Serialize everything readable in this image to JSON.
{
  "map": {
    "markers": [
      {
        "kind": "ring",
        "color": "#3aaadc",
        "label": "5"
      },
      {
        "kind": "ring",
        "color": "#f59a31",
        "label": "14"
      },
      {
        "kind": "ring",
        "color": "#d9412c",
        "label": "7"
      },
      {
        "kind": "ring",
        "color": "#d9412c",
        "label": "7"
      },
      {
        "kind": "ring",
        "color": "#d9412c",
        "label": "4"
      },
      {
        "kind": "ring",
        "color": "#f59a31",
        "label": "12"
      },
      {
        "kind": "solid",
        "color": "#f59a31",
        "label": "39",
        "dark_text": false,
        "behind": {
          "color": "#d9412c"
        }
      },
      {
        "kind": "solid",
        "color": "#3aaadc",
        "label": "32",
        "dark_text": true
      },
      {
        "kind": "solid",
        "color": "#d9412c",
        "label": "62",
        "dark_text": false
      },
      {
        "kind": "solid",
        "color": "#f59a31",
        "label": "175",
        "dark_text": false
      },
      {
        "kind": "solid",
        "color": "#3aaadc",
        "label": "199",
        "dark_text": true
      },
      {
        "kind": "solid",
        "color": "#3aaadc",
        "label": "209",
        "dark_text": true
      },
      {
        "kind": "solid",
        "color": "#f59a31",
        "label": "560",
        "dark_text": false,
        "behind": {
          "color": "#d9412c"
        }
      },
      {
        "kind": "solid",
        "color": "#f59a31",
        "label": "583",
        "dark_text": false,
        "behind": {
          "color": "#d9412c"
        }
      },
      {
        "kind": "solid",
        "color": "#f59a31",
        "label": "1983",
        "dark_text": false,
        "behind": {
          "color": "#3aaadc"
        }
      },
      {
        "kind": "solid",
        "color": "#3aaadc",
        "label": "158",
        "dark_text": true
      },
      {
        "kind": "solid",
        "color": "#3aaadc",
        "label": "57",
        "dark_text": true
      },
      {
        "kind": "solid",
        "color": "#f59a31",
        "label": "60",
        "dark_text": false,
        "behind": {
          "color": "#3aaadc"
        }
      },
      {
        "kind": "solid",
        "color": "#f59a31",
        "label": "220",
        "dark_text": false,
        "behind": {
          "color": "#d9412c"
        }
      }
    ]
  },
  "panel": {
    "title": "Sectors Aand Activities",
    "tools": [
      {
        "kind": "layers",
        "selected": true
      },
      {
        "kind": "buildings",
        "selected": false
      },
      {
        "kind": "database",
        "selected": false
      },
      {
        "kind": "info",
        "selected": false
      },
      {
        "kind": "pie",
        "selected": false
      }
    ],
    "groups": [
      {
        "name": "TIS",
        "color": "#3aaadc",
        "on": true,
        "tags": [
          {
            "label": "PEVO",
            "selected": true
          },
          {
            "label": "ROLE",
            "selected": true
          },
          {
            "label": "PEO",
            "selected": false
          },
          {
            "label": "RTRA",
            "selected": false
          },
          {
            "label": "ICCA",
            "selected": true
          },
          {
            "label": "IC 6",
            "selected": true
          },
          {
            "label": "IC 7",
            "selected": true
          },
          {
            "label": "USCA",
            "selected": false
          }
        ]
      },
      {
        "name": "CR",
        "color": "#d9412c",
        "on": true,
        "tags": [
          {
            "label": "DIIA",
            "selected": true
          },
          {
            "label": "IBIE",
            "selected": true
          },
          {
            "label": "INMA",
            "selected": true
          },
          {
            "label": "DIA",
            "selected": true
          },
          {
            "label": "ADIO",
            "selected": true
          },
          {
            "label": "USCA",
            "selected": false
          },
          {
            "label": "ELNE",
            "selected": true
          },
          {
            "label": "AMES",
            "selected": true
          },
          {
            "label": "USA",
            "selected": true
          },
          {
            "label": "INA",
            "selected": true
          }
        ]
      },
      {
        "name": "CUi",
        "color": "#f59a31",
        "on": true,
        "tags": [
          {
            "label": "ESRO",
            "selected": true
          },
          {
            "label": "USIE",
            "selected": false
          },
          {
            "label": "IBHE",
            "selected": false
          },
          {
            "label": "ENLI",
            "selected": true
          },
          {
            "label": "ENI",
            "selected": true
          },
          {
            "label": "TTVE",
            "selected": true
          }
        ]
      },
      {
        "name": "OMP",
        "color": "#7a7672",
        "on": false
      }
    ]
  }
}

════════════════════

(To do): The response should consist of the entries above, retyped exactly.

(Response):
Serialize everything readable in this image to JSON.
{
  "map": {
    "markers": [
      {
        "kind": "ring",
        "color": "#3aaadc",
        "label": "5"
      },
      {
        "kind": "ring",
        "color": "#f59a31",
        "label": "14"
      },
      {
        "kind": "ring",
        "color": "#d9412c",
        "label": "7"
      },
      {
        "kind": "ring",
        "color": "#d9412c",
        "label": "7"
      },
      {
        "kind": "ring",
        "color": "#d9412c",
        "label": "4"
      },
      {
        "kind": "ring",
        "color": "#f59a31",
        "label": "12"
      },
      {
        "kind": "solid",
        "color": "#f59a31",
        "label": "39",
        "dark_text": false,
        "behind": {
          "color": "#d9412c"
        }
      },
      {
        "kind": "solid",
        "color": "#3aaadc",
        "label": "32",
        "dark_text": true
      },
      {
        "kind": "solid",
        "color": "#d9412c",
        "label": "62",
        "dark_text": false
      },
      {
        "kind": "solid",
        "color": "#f59a31",
        "label": "175",
        "dark_text": false
      },
      {
        "kind": "solid",
        "color": "#3aaadc",
        "label": "199",
        "dark_text": true
      },
      {
        "kind": "solid",
        "color": "#3aaadc",
        "label": "209",
        "dark_text": true
      },
      {
        "kind": "solid",
        "color": "#f59a31",
        "label": "560",
        "dark_text": false,
        "behind": {
          "color": "#d9412c"
        }
      },
      {
        "kind": "solid",
        "color": "#f59a31",
        "label": "583",
        "dark_text": false,
        "behind": {
          "color": "#d9412c"
        }
      },
      {
        "kind": "solid",
        "color": "#f59a31",
        "label": "1983",
        "dark_text": false,
        "behind": {
          "color": "#3aaadc"
        }
      },
      {
        "kind": "solid",
        "color": "#3aaadc",
        "label": "158",
        "dark_text": true
      },
      {
        "kind": "solid",
        "color": "#3aaadc",
        "label": "57",
        "dark_text": true
      },
      {
        "kind": "solid",
        "color": "#f59a31",
        "label": "60",
        "dark_text": false,
        "behind": {
          "color": "#3aaadc"
        }
      },
      {
        "kind": "solid",
        "color": "#f59a31",
        "label": "220",
        "dark_text": false,
        "behind": {
          "color": "#d9412c"
        }
      }
    ]
  },
  "panel": {
    "title": "Sectors Aand Activities",
    "tools": [
      {
        "kind": "layers",
        "selected": true
      },
      {
        "kind": "buildings",
        "selected": false
      },
      {
        "kind": "database",
        "selected": false
      },
      {
        "kind": "info",
        "selected": false
      },
      {
        "kind": "pie",
        "selected": false
      }
    ],
    "groups": [
      {
        "name": "TIS",
        "color": "#3aaadc",
        "on": true,
        "tags": [
          {
            "label": "PEVO",
            "selected": true
          },
          {
            "label": "ROLE",
            "selected": true
          },
          {
            "label": "PEO",
            "selected": false
          },
          {
            "label": "RTRA",
            "selected": false
          },
          {
            "label": "ICCA",
            "selected": true
          },
          {
            "label": "IC 6",
            "selected": true
          },
          {
            "label": "IC 7",
            "selected": true
          },
          {
            "label": "USCA",
            "selected": false
          }
        ]
      },
      {
        "name": "CR",
        "color": "#d9412c",
        "on": true,
        "tags": [
          {
            "label": "DIIA",
            "selected": true
          },
          {
            "label": "IBIE",
            "selected": true
          },
          {
            "label": "INMA",
            "selected": true
          },
          {
            "label": "DIA",
            "selected": true
          },
          {
            "label": "ADIO",
            "selected": true
          },
          {
            "label": "USCA",
            "selected": false
          },
          {
            "label": "ELNE",
            "selected": true
          },
          {
            "label": "AMES",
            "selected": true
          },
          {
            "label": "USA",
            "selected": true
          },
          {
            "label": "INA",
            "selected": true
          }
        ]
      },
      {
        "name": "CUi",
        "color": "#f59a31",
        "on": true,
        "tags": [
          {
            "label": "ESRO",
            "selected": true
          },
          {
            "label": "USIE",
            "selected": false
          },
          {
            "label": "IBHE",
            "selected": false
          },
          {
            "label": "ENLI",
            "selected": true
          },
          {
            "label": "ENI",
            "selected": true
          },
          {
            "label": "TTVE",
            "selected": true
          }
        ]
      },
      {
        "name": "OMP",
        "color": "#7a7672",
        "on": false
      }
    ]
  }
}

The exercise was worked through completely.